Work order
Copy nothing but the lines from the line with "Decode this image" to the end of the records, retyped exactly. Pictures stay out.

Excerpts from an interface dataset
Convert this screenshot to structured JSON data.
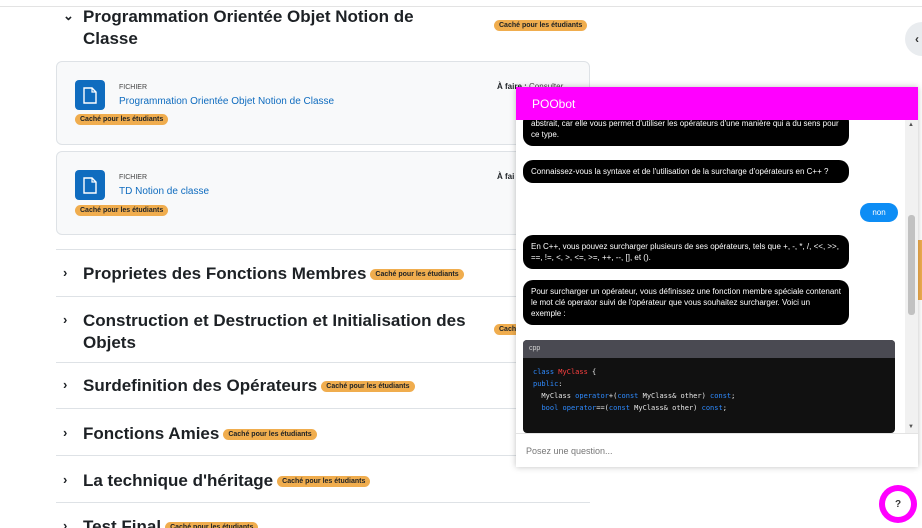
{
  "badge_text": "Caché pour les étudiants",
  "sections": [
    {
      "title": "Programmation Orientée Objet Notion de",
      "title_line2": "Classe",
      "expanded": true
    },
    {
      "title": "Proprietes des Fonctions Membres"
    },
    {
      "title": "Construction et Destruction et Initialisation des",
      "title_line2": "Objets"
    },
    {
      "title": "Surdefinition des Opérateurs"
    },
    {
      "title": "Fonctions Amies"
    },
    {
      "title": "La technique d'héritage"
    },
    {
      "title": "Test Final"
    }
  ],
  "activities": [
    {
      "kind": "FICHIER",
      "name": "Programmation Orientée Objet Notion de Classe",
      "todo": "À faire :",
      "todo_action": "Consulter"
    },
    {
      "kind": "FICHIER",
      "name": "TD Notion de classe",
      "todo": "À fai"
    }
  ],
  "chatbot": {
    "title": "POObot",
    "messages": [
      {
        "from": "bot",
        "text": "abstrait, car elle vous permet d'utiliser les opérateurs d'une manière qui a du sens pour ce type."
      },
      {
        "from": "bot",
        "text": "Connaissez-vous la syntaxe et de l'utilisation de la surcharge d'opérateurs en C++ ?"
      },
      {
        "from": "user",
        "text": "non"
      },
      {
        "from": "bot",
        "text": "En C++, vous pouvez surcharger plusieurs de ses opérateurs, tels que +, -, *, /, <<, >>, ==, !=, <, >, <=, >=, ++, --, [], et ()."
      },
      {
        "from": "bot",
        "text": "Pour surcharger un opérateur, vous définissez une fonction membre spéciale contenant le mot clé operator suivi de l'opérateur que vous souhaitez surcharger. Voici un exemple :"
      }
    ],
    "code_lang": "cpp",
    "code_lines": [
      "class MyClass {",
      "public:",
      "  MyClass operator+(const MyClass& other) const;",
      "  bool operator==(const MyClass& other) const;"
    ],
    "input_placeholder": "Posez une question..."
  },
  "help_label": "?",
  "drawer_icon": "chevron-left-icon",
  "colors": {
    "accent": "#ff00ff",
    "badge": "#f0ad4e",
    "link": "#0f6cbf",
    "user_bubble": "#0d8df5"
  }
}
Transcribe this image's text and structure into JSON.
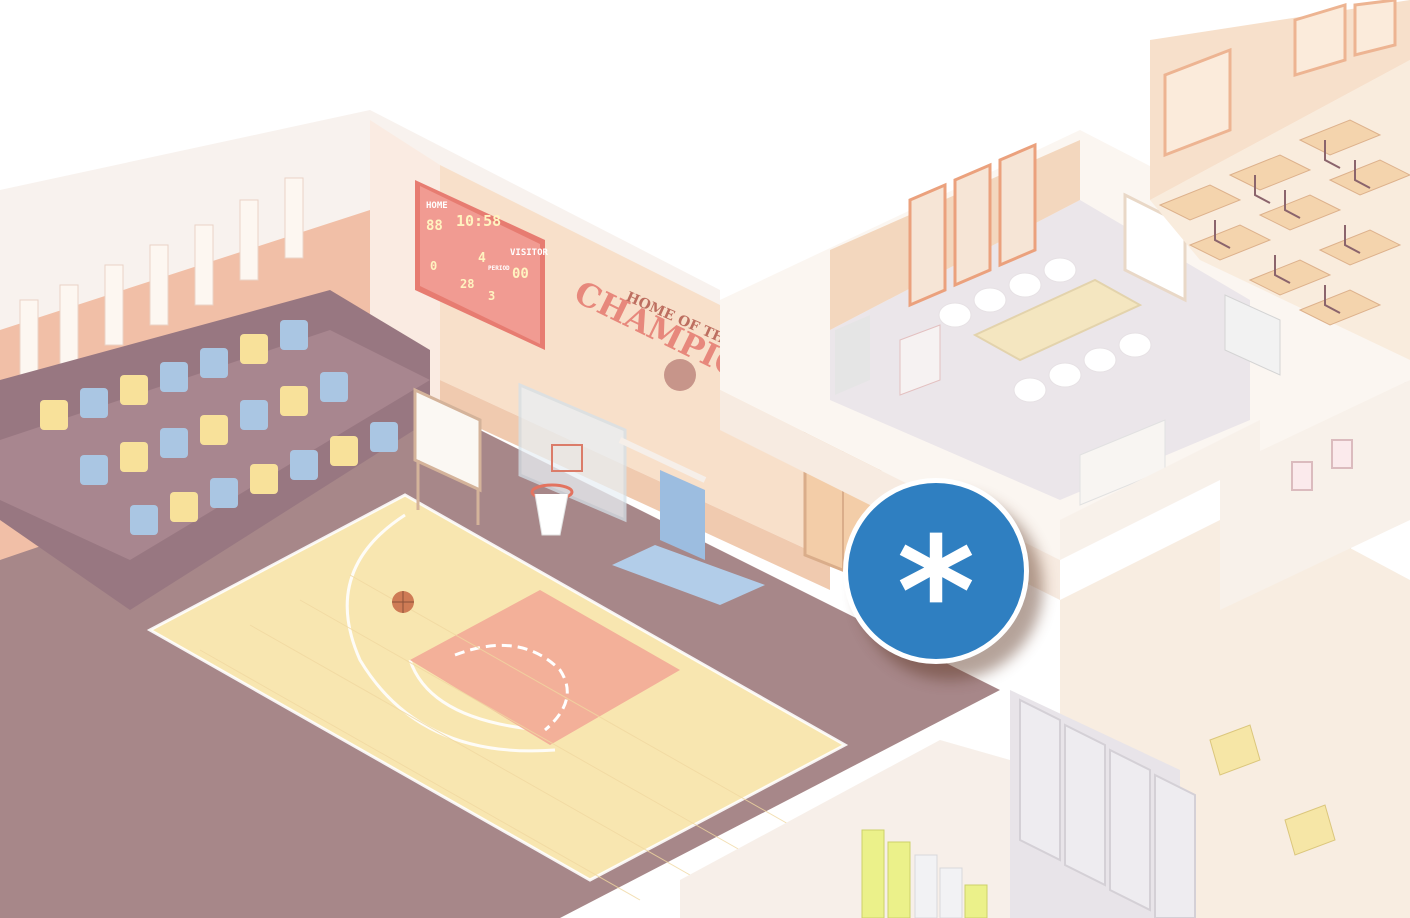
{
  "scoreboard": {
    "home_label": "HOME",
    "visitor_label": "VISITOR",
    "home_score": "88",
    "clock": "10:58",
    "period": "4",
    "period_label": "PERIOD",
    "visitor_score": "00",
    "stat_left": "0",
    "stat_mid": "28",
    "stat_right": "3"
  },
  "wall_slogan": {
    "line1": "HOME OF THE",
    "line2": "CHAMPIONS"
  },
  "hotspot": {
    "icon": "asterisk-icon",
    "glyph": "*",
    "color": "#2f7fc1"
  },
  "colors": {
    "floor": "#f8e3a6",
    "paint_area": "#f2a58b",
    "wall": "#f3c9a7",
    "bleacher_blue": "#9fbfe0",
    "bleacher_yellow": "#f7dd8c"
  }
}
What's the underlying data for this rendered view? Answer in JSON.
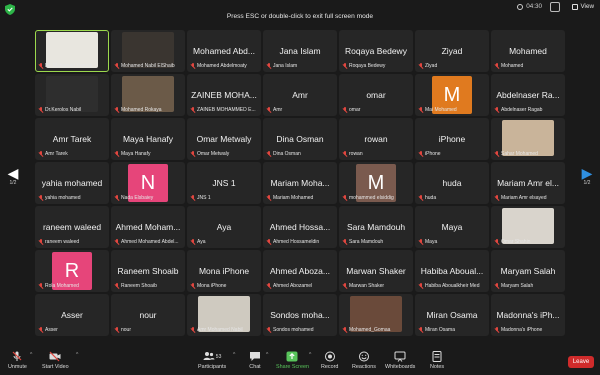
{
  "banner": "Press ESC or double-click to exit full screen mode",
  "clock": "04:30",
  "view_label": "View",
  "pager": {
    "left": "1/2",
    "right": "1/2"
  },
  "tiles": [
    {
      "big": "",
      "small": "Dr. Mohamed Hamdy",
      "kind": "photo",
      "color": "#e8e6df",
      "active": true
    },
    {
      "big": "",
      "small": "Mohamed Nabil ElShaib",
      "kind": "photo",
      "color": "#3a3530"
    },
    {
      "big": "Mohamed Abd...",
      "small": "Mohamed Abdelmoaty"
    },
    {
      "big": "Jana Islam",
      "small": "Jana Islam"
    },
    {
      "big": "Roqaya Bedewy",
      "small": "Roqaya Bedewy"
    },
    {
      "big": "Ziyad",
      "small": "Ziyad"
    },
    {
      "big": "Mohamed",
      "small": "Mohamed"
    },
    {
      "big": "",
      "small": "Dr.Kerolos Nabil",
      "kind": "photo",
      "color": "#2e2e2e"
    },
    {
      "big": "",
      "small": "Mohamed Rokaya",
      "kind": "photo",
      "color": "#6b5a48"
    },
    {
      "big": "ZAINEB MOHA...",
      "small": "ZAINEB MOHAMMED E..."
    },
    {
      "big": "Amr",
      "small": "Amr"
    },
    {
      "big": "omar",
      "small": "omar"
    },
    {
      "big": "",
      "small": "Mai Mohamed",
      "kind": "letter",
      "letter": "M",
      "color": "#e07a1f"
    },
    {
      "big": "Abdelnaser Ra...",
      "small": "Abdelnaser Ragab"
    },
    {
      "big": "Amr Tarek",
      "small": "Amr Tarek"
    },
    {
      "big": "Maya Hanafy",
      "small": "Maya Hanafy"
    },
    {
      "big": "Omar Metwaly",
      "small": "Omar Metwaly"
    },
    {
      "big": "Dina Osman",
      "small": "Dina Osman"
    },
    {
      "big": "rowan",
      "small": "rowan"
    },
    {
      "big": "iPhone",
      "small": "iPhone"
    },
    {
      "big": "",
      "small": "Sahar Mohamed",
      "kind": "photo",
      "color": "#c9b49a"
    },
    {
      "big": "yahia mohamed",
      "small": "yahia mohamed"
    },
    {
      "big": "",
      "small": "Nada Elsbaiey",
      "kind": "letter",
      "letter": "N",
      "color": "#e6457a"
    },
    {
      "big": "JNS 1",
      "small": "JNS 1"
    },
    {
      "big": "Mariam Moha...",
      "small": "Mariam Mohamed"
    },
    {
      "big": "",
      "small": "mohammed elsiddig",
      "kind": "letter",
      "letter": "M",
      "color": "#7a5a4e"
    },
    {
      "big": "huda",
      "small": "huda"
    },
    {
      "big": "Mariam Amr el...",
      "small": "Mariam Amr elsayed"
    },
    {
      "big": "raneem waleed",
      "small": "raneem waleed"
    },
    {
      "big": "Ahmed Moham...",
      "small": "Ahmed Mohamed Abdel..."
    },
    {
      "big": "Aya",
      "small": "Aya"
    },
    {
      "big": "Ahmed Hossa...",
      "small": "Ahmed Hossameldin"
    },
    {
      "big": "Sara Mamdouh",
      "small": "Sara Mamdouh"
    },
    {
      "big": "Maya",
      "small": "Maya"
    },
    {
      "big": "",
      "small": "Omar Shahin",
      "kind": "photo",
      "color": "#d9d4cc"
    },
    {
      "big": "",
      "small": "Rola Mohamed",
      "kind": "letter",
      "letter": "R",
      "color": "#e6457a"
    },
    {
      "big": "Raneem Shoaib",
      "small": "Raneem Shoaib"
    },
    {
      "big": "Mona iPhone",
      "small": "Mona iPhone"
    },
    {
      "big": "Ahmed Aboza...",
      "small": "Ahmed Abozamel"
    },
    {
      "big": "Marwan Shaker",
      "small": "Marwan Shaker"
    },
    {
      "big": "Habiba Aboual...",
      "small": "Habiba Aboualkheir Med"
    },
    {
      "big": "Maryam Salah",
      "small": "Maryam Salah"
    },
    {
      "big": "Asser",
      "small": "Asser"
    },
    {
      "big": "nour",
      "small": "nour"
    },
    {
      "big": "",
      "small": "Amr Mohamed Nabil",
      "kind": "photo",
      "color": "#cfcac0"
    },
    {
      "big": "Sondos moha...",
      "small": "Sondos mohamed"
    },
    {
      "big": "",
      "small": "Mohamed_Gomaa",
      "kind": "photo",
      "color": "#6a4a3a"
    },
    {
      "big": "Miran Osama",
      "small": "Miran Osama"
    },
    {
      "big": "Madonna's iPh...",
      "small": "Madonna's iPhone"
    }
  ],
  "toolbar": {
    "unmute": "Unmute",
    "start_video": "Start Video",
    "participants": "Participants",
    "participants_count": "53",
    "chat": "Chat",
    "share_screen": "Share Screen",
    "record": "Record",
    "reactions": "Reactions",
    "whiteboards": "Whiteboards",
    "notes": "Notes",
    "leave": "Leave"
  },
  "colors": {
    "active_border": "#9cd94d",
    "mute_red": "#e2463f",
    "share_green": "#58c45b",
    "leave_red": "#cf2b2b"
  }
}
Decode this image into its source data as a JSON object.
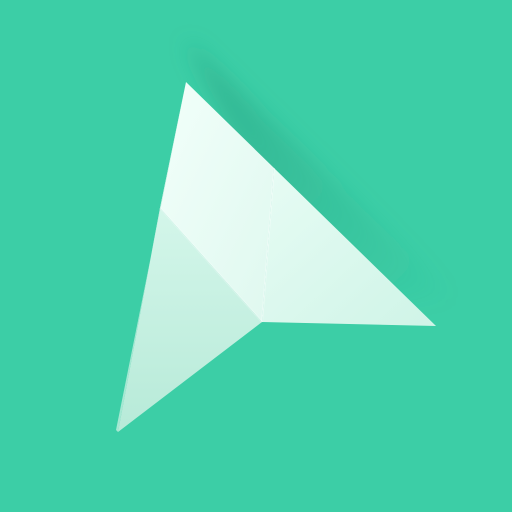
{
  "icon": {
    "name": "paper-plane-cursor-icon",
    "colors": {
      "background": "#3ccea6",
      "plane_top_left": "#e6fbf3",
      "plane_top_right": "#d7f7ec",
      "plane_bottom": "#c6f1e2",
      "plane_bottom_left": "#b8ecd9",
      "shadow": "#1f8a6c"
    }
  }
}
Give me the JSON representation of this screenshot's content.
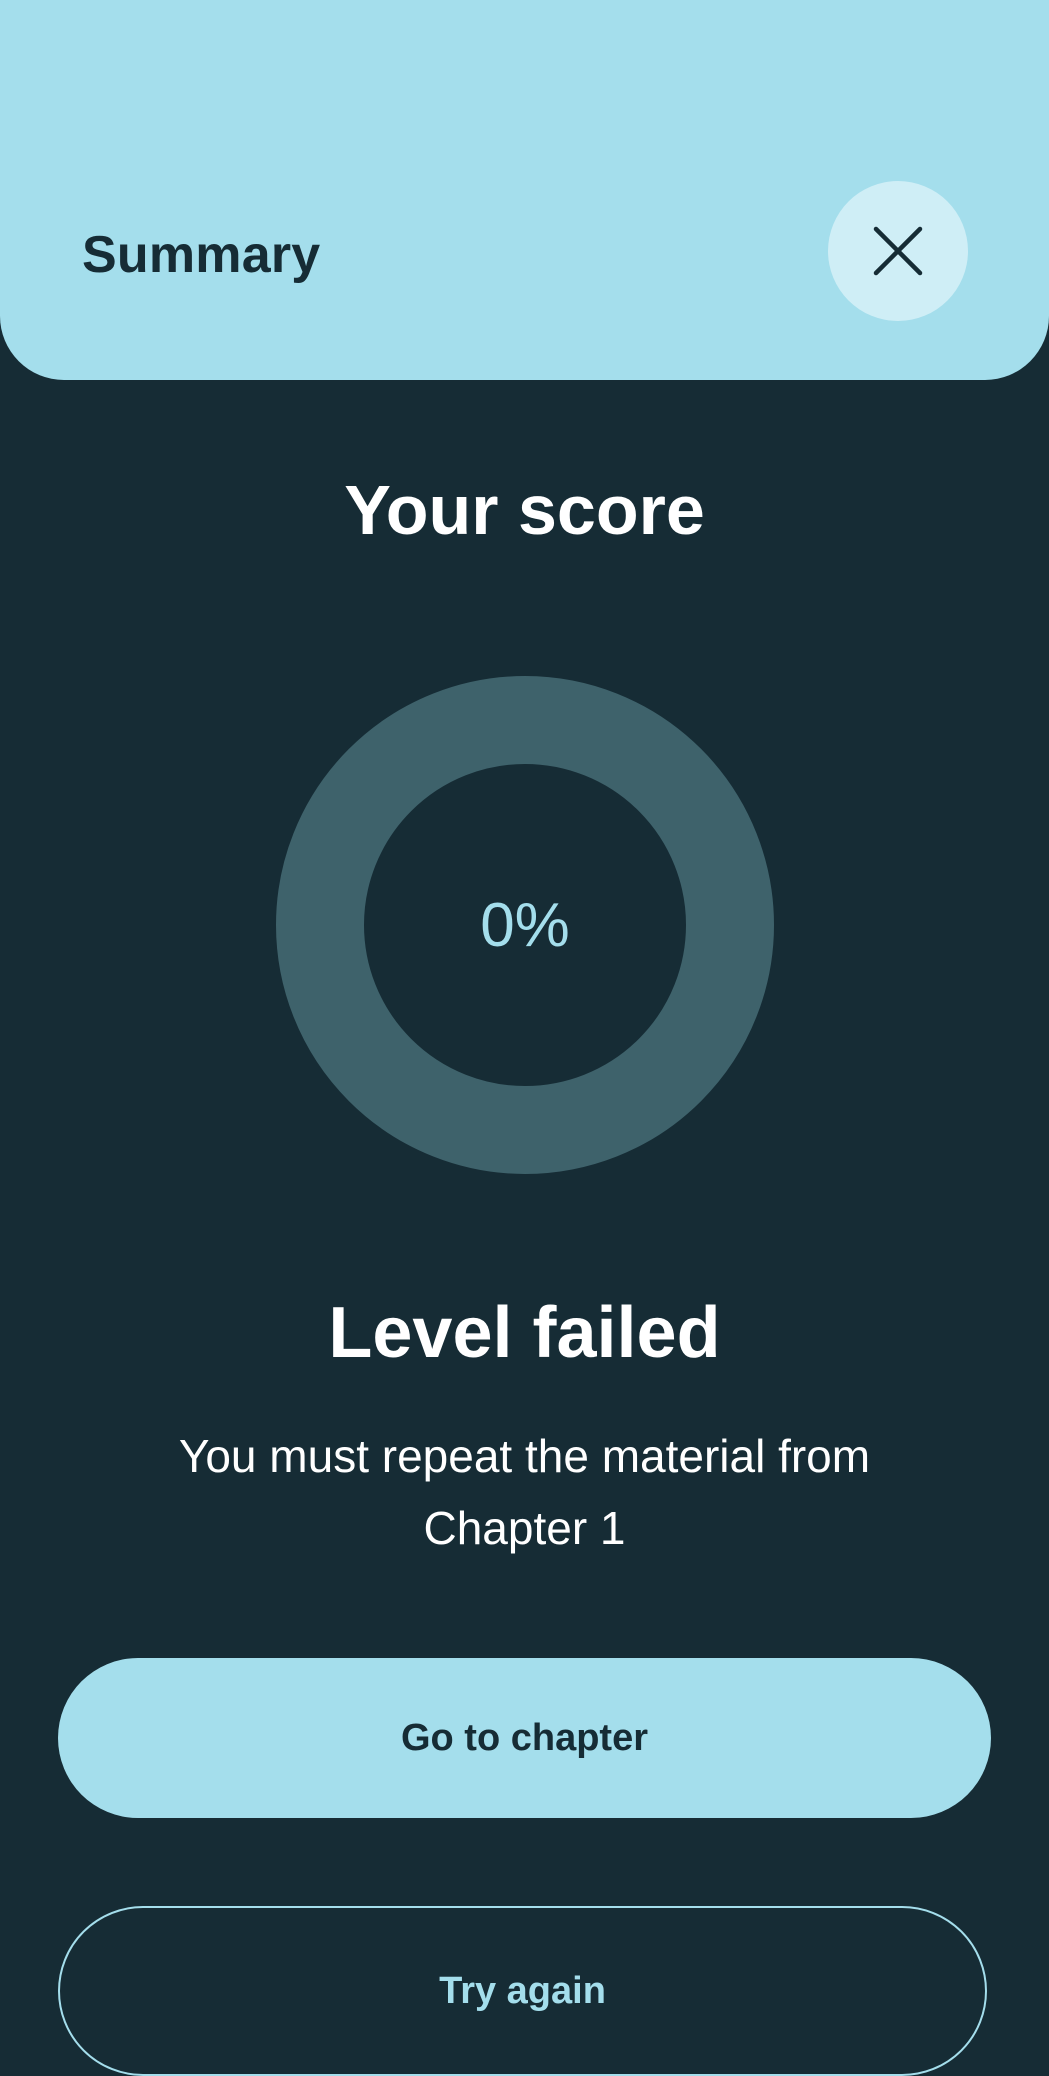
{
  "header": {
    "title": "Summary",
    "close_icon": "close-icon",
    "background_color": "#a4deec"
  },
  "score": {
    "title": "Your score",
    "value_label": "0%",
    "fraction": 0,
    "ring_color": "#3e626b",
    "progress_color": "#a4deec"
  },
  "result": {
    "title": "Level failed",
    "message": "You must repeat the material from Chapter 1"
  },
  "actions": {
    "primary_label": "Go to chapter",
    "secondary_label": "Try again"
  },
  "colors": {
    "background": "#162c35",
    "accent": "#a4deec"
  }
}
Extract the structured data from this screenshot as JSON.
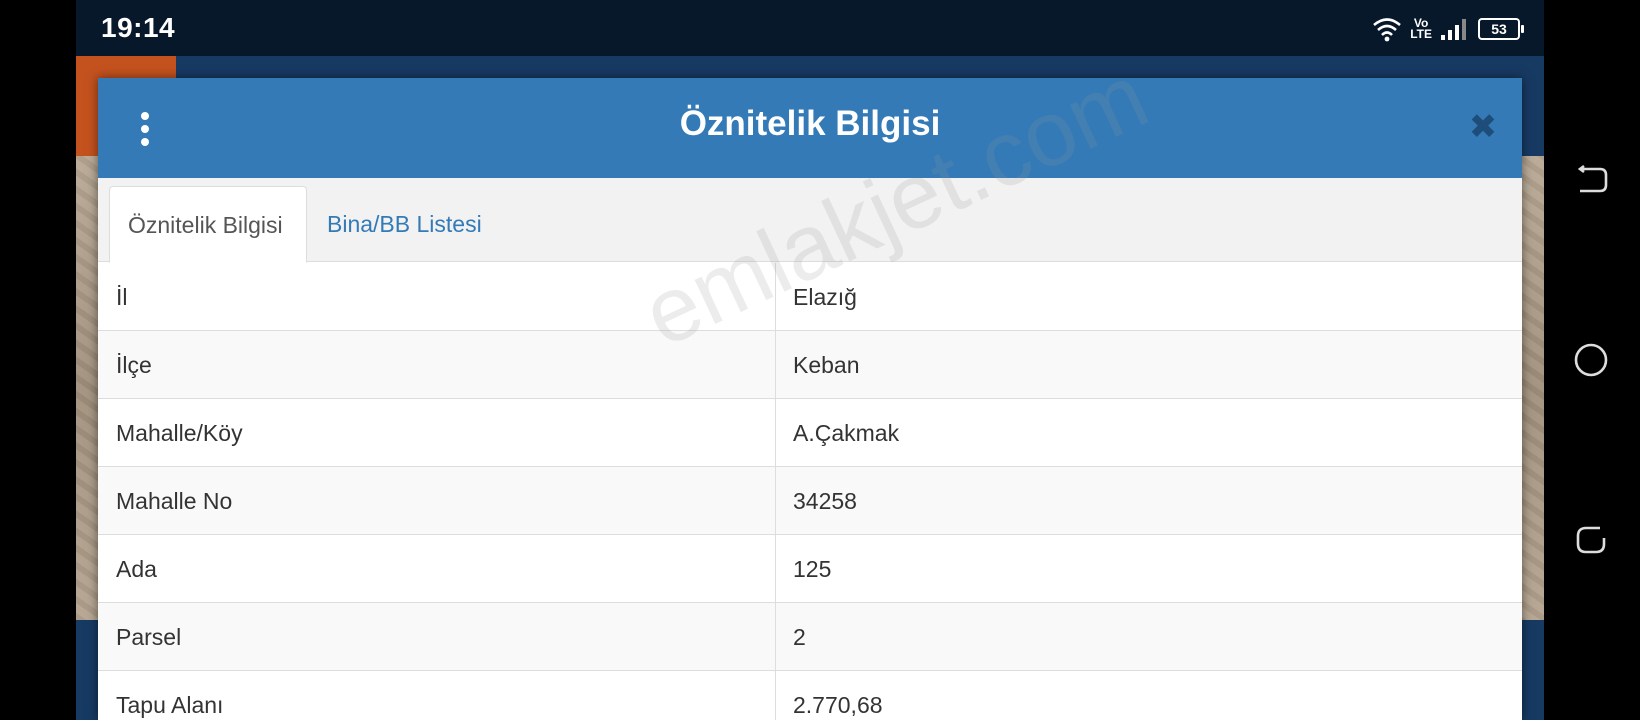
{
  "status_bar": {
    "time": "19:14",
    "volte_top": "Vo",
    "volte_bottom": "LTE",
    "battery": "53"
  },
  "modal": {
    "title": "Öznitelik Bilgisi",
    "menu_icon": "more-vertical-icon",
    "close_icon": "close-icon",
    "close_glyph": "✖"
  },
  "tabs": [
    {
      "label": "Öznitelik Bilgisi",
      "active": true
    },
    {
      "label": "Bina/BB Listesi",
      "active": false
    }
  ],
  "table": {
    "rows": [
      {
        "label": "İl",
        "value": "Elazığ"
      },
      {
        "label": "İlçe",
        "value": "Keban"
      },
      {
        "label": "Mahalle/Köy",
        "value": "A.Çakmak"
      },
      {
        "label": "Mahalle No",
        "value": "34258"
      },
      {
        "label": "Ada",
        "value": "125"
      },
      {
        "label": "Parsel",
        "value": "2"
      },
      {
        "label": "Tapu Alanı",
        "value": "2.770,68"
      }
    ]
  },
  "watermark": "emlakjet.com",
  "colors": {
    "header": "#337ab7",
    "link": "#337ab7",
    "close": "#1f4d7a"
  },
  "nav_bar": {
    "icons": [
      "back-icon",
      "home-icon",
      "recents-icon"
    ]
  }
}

Exercise response
Decode this image into its source data as a JSON object.
{
  "icon": {
    "name": "paper-plane-cursor-icon",
    "colors": {
      "background": "#3ccea6",
      "plane_top_left": "#e6fbf3",
      "plane_top_right": "#d7f7ec",
      "plane_bottom": "#c6f1e2",
      "plane_bottom_left": "#b8ecd9",
      "shadow": "#1f8a6c"
    }
  }
}
Give me the JSON representation of this screenshot's content.
{
  "header": {
    "title": "Summary",
    "close_icon": "close-icon",
    "background_color": "#a4deec"
  },
  "score": {
    "title": "Your score",
    "value_label": "0%",
    "fraction": 0,
    "ring_color": "#3e626b",
    "progress_color": "#a4deec"
  },
  "result": {
    "title": "Level failed",
    "message": "You must repeat the material from Chapter 1"
  },
  "actions": {
    "primary_label": "Go to chapter",
    "secondary_label": "Try again"
  },
  "colors": {
    "background": "#162c35",
    "accent": "#a4deec"
  }
}
Extract the structured data from this screenshot as JSON.
{
  "status_bar": {
    "time": "19:14",
    "volte_top": "Vo",
    "volte_bottom": "LTE",
    "battery": "53"
  },
  "modal": {
    "title": "Öznitelik Bilgisi",
    "menu_icon": "more-vertical-icon",
    "close_icon": "close-icon",
    "close_glyph": "✖"
  },
  "tabs": [
    {
      "label": "Öznitelik Bilgisi",
      "active": true
    },
    {
      "label": "Bina/BB Listesi",
      "active": false
    }
  ],
  "table": {
    "rows": [
      {
        "label": "İl",
        "value": "Elazığ"
      },
      {
        "label": "İlçe",
        "value": "Keban"
      },
      {
        "label": "Mahalle/Köy",
        "value": "A.Çakmak"
      },
      {
        "label": "Mahalle No",
        "value": "34258"
      },
      {
        "label": "Ada",
        "value": "125"
      },
      {
        "label": "Parsel",
        "value": "2"
      },
      {
        "label": "Tapu Alanı",
        "value": "2.770,68"
      }
    ]
  },
  "watermark": "emlakjet.com",
  "colors": {
    "header": "#337ab7",
    "link": "#337ab7",
    "close": "#1f4d7a"
  },
  "nav_bar": {
    "icons": [
      "back-icon",
      "home-icon",
      "recents-icon"
    ]
  }
}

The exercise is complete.